Supervisorial Candidate Whitburn Makes Impassioned Plea to Queer Democrats to “Get Out the Vote,” Volunteer in Last Few Days
by MARK GABRISH CONLAN
Copyright © 2010 by Mark Gabrish Conlan for Zenger’s Newsmagazine • All rights reserved
“This is Get Out the Vote weekend,” said Zenger’s-endorsed San Diego County Board of Supervisors candidate Stephen Whitburn in the last few minutes of the October 28 San Diego Democratic Club meeting in an intense, impassioned manner belying his usual reputation for cool, “All the work leads up to this weekend.” Speaking to the members of the club of which he used to be president until he ran for the San Diego City Council in 2008, Whitburn thanked them for their previous efforts on his behalf — and pleaded with them to keep up their volunteer work during the election.
While admitting that he has no current polling data on his race, Whitburn said he expects it to be “close” — and, what’s more, he thinks the campaign of his entrenched opponent, Republican 16-year incumbent Ron Roberts, also expects it to be close. Otherwise both Roberts’ own campaign and independent committees wouldn’t be putting so much money and energy sending out a blizzard of last-minute direct-mail hit-pieces attacking Whitburn — “which indicates the opposition has something to worry about,” Whitburn told the club.
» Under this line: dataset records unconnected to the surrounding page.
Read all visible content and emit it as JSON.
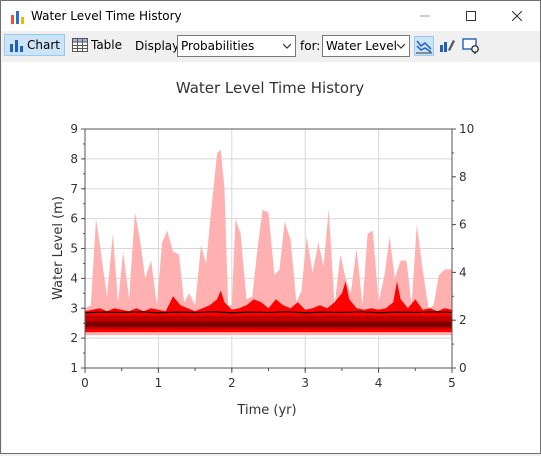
{
  "window": {
    "title": "Water Level Time History"
  },
  "toolbar": {
    "chart_label": "Chart",
    "table_label": "Table",
    "display_label": "Display:",
    "display_value": "Probabilities",
    "for_label": "for:",
    "for_value": "Water Level"
  },
  "chart_data": {
    "type": "area",
    "title": "Water Level Time History",
    "xlabel": "Time (yr)",
    "ylabel": "Water Level (m)",
    "xlim": [
      0,
      5
    ],
    "ylim": [
      1,
      9
    ],
    "y2lim": [
      0,
      10
    ],
    "xticks": [
      "0",
      "1",
      "2",
      "3",
      "4",
      "5"
    ],
    "yticks": [
      "1",
      "2",
      "3",
      "4",
      "5",
      "6",
      "7",
      "8",
      "9"
    ],
    "y2ticks": [
      "0",
      "2",
      "4",
      "6",
      "8",
      "10"
    ],
    "grid": true,
    "colors": {
      "outer_band": "#ffb0b0",
      "mid_band": "#ff0000",
      "inner_band": "#c00000",
      "core_band": "#7a0000",
      "median_line": "#000000"
    },
    "series": [
      {
        "band": "outer",
        "x": [
          0,
          0.08,
          0.15,
          0.22,
          0.3,
          0.38,
          0.45,
          0.52,
          0.6,
          0.68,
          0.75,
          0.82,
          0.9,
          0.98,
          1.05,
          1.12,
          1.2,
          1.28,
          1.35,
          1.42,
          1.5,
          1.58,
          1.65,
          1.72,
          1.8,
          1.85,
          1.9,
          1.95,
          2.0,
          2.05,
          2.12,
          2.2,
          2.28,
          2.35,
          2.42,
          2.5,
          2.58,
          2.65,
          2.72,
          2.8,
          2.88,
          2.95,
          3.02,
          3.1,
          3.18,
          3.25,
          3.32,
          3.4,
          3.48,
          3.55,
          3.62,
          3.7,
          3.78,
          3.85,
          3.92,
          4.0,
          4.08,
          4.15,
          4.22,
          4.3,
          4.38,
          4.45,
          4.52,
          4.6,
          4.68,
          4.75,
          4.82,
          4.9,
          5.0
        ],
        "upper": [
          3.0,
          3.1,
          6.0,
          4.8,
          3.4,
          5.5,
          3.2,
          4.9,
          3.3,
          6.2,
          5.3,
          4.0,
          4.6,
          3.1,
          5.2,
          5.6,
          4.9,
          4.8,
          3.2,
          3.5,
          3.1,
          5.1,
          4.5,
          6.3,
          8.2,
          8.3,
          7.0,
          3.1,
          3.1,
          6.0,
          5.5,
          3.3,
          3.4,
          5.0,
          6.3,
          6.2,
          4.1,
          4.3,
          5.9,
          5.3,
          3.2,
          3.6,
          5.4,
          4.2,
          5.2,
          4.4,
          6.3,
          3.1,
          4.8,
          4.0,
          3.5,
          5.0,
          3.1,
          5.5,
          5.6,
          3.2,
          4.1,
          5.4,
          4.0,
          4.6,
          4.6,
          3.1,
          5.8,
          4.3,
          3.0,
          3.1,
          4.1,
          4.3,
          4.3
        ],
        "lower": [
          2.1,
          2.1,
          2.1,
          2.1,
          2.1,
          2.1,
          2.1,
          2.1,
          2.1,
          2.1,
          2.1,
          2.1,
          2.1,
          2.1,
          2.1,
          2.1,
          2.1,
          2.1,
          2.1,
          2.1,
          2.1,
          2.1,
          2.1,
          2.1,
          2.1,
          2.1,
          2.1,
          2.1,
          2.1,
          2.1,
          2.1,
          2.1,
          2.1,
          2.1,
          2.1,
          2.1,
          2.1,
          2.1,
          2.1,
          2.1,
          2.1,
          2.1,
          2.1,
          2.1,
          2.1,
          2.1,
          2.1,
          2.1,
          2.1,
          2.1,
          2.1,
          2.1,
          2.1,
          2.1,
          2.1,
          2.1,
          2.1,
          2.1,
          2.1,
          2.1,
          2.1,
          2.1,
          2.1,
          2.1,
          2.1,
          2.1,
          2.1,
          2.1,
          2.1
        ]
      },
      {
        "band": "mid",
        "x": [
          0,
          0.1,
          0.2,
          0.3,
          0.4,
          0.5,
          0.6,
          0.7,
          0.8,
          0.9,
          1.0,
          1.1,
          1.2,
          1.3,
          1.4,
          1.5,
          1.6,
          1.7,
          1.8,
          1.85,
          1.9,
          2.0,
          2.1,
          2.2,
          2.3,
          2.4,
          2.5,
          2.6,
          2.7,
          2.8,
          2.9,
          3.0,
          3.1,
          3.2,
          3.3,
          3.4,
          3.5,
          3.55,
          3.6,
          3.7,
          3.8,
          3.9,
          4.0,
          4.1,
          4.2,
          4.25,
          4.3,
          4.4,
          4.5,
          4.6,
          4.7,
          4.8,
          4.9,
          5.0
        ],
        "upper": [
          2.9,
          2.95,
          3.0,
          2.9,
          3.0,
          2.95,
          2.9,
          3.0,
          2.9,
          3.0,
          2.95,
          2.9,
          3.4,
          3.1,
          3.0,
          2.9,
          3.0,
          3.1,
          3.3,
          3.6,
          3.2,
          2.95,
          3.0,
          3.1,
          3.3,
          3.2,
          3.0,
          3.3,
          3.1,
          3.0,
          3.2,
          2.95,
          3.0,
          3.1,
          3.0,
          3.2,
          3.5,
          3.9,
          3.3,
          3.0,
          2.95,
          3.0,
          2.95,
          3.0,
          3.2,
          3.9,
          3.3,
          3.0,
          3.3,
          2.95,
          3.0,
          2.9,
          3.0,
          2.95
        ],
        "lower": [
          2.2,
          2.2,
          2.2,
          2.2,
          2.2,
          2.2,
          2.2,
          2.2,
          2.2,
          2.2,
          2.2,
          2.2,
          2.2,
          2.2,
          2.2,
          2.2,
          2.2,
          2.2,
          2.2,
          2.2,
          2.2,
          2.2,
          2.2,
          2.2,
          2.2,
          2.2,
          2.2,
          2.2,
          2.2,
          2.2,
          2.2,
          2.2,
          2.2,
          2.2,
          2.2,
          2.2,
          2.2,
          2.2,
          2.2,
          2.2,
          2.2,
          2.2,
          2.2,
          2.2,
          2.2,
          2.2,
          2.2,
          2.2,
          2.2,
          2.2,
          2.2,
          2.2,
          2.2,
          2.2
        ]
      },
      {
        "band": "inner",
        "x": [
          0,
          0.5,
          1.0,
          1.5,
          2.0,
          2.5,
          3.0,
          3.5,
          4.0,
          4.5,
          5.0
        ],
        "upper": [
          2.75,
          2.75,
          2.75,
          2.75,
          2.75,
          2.75,
          2.75,
          2.75,
          2.75,
          2.75,
          2.75
        ],
        "lower": [
          2.3,
          2.3,
          2.3,
          2.3,
          2.3,
          2.3,
          2.3,
          2.3,
          2.3,
          2.3,
          2.3
        ]
      },
      {
        "band": "core",
        "x": [
          0,
          0.5,
          1.0,
          1.5,
          2.0,
          2.5,
          3.0,
          3.5,
          4.0,
          4.5,
          5.0
        ],
        "upper": [
          2.55,
          2.55,
          2.55,
          2.55,
          2.55,
          2.55,
          2.55,
          2.55,
          2.55,
          2.55,
          2.55
        ],
        "lower": [
          2.38,
          2.38,
          2.38,
          2.38,
          2.38,
          2.38,
          2.38,
          2.38,
          2.38,
          2.38,
          2.38
        ]
      },
      {
        "band": "median",
        "x": [
          0,
          0.25,
          0.5,
          0.75,
          1.0,
          1.25,
          1.5,
          1.75,
          2.0,
          2.25,
          2.5,
          2.75,
          3.0,
          3.25,
          3.5,
          3.75,
          4.0,
          4.25,
          4.5,
          4.75,
          5.0
        ],
        "values": [
          2.85,
          2.87,
          2.86,
          2.88,
          2.85,
          2.87,
          2.86,
          2.88,
          2.85,
          2.87,
          2.86,
          2.88,
          2.85,
          2.87,
          2.86,
          2.88,
          2.85,
          2.87,
          2.86,
          2.88,
          2.86
        ]
      }
    ]
  }
}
Whitburn said two of the hit pieces attacking him came from the Lincoln Club of San Diego, and two others came from a nationwide group called the New Majority Political Action Committee (PAC), the largest Republican PAC. Whitburn is sure more vicious direct-mail attacks are coming in the last few days before the election. “They’re going to have me doing horrible things from your mailboxes, including reaching into their pockets,” he grimly joked. He also alluded to the run of deceptive “slate mailers” which purport to be from Democratic organizations, list the Democratic candidates for state offices — and then endorse Roberts.
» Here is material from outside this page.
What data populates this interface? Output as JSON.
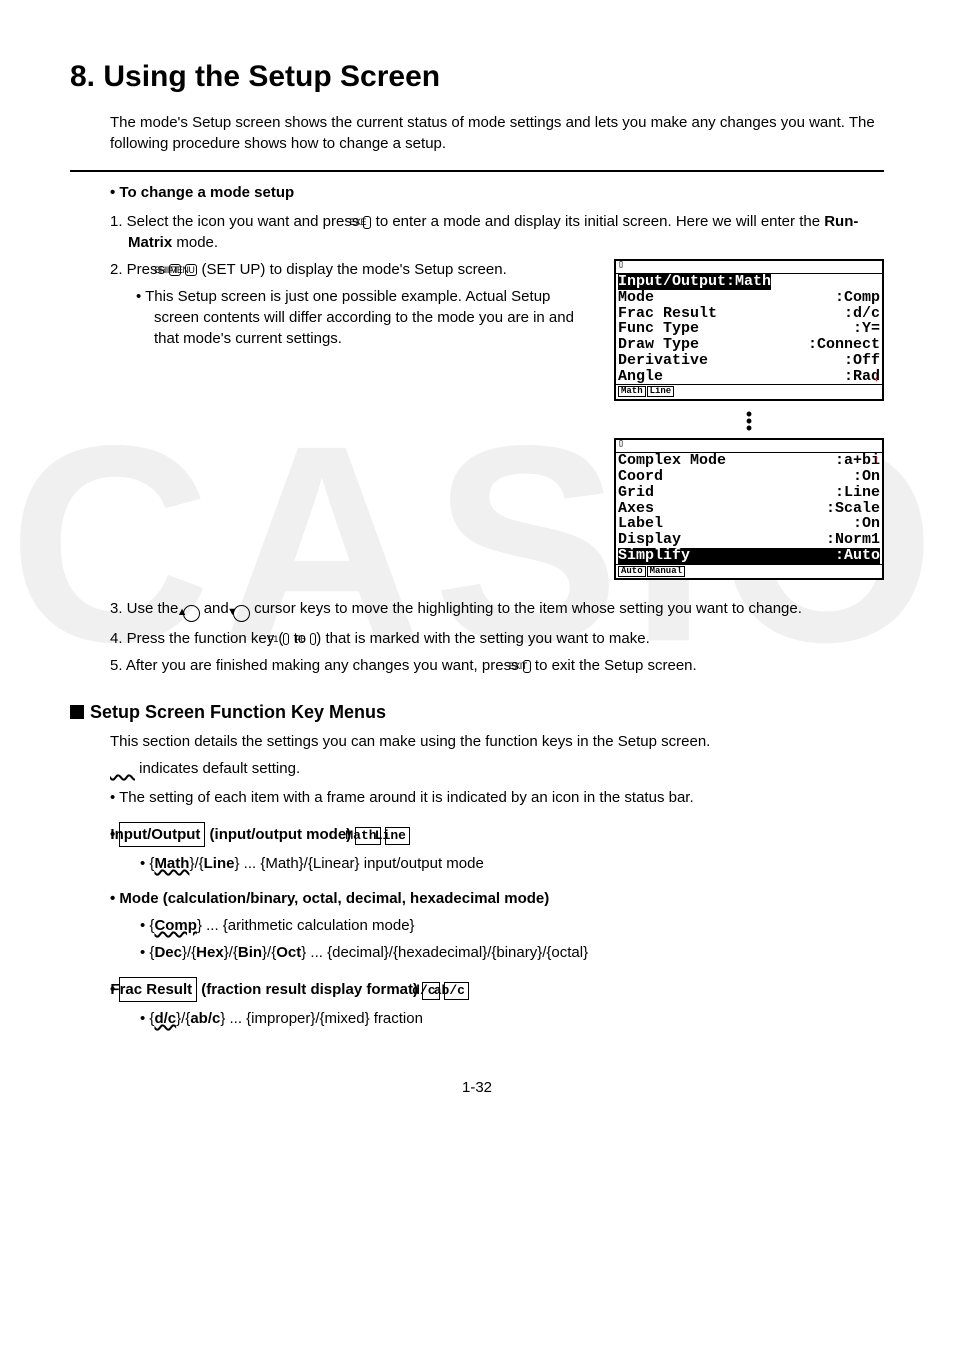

But he also said there’s a silver lining in the dark cloud of mailers against him. “They’re going very heavy on mail because they aren’t doing much on the ground or on the phones,” Whitburn said. “We have an incredibly large field campaign, and it’s a credit to all of you who have participated. We have talked to thousands of voters in person and by phone. We’ve gotten a big number of yes ID’s — people who’ve said they’ll vote for us. If we can get those people to turn out, we can win this race.”
One theme Whitburn has stressed in his campaign is that electing him will put a Democrat on the County Board of Supervisors for the first time in 16 years. Thanks to California’s system of nonpartisan local elections, in which candidates aren’t listed on the ballot by party identification, people running for office have to educate potential voters about their party affiliation. Thanks to Whitburn’s unsuccessful run for the City Council in 2008, he explained, a lot of people in the district — or at least those parts of it which overlap with the City Council district he ran in — already know he’s a Democrat. The problem, Whitburn added, is “a lot of people think Ron Roberts is a Democrat as well.”
What’s more, Whitburn says, he has to introduce himself to people in the parts of the Fourth Supervisorial District which don’t overlap the Third City Council District. “The [Supervisorial] District goes all the way up to University City,” he explained, “and there are a lot of people in it who don’t have a clear idea who I am.” He’s also running into a lot of people who say they already voted — a recurring issue for candidates now that increasing numbers of voters bypass the polls on election day and vote by mail earlier — and they can’t always remember who, if anyone, they voted for in his race. But Whitburn says he’s been heartened by the many early voters who’ve told him they don’t like Roberts and certainly didn’t vote for him.
Another former club president, Craig Roberts, told Whitburn and the club audience that he’d done door-to-door walking as part of the Democrats’ GO Team — which only goes to Democrats and voters who don’t state a party affiliation — “and there’s a lot of awareness that you’re a Democrat. More people have told me they are going to vote for you than are going to vote for Jerry Brown.” Veteran club activist John Lockhart added that the district has a 2-to-1 Democratic registration edge and should be represented by a Democrat.
“We’ve got to get this race up on the radar screens,” said Whitburn. “We need to get these people to the polls. We identify these people all year to get them out in the next five days. We have to make sure they turn in their absentee [vote-by-mail] ballots or go to the polls. The other side doesn’t have a field campaign. It all depends on having people in the offices and in the field.”
The last days of the Whitburn campaign will be run out of the Democratic Unity Office, 7847 Convoy Court, Suite 101, San Diego, CA 92111. “There is something for everybody to do,” Whitburn said. “No matter what you like to do, we need you: labeling door hangers, hanging them on doors, knocking and talking, phoning. Please turn out in the next few days and make it happen.” To contact the Democratic Unity Office, please phone (858) 279-2010. For more information on Stephen Whitburn, please visit his Web site at http://stephenwhitburn.com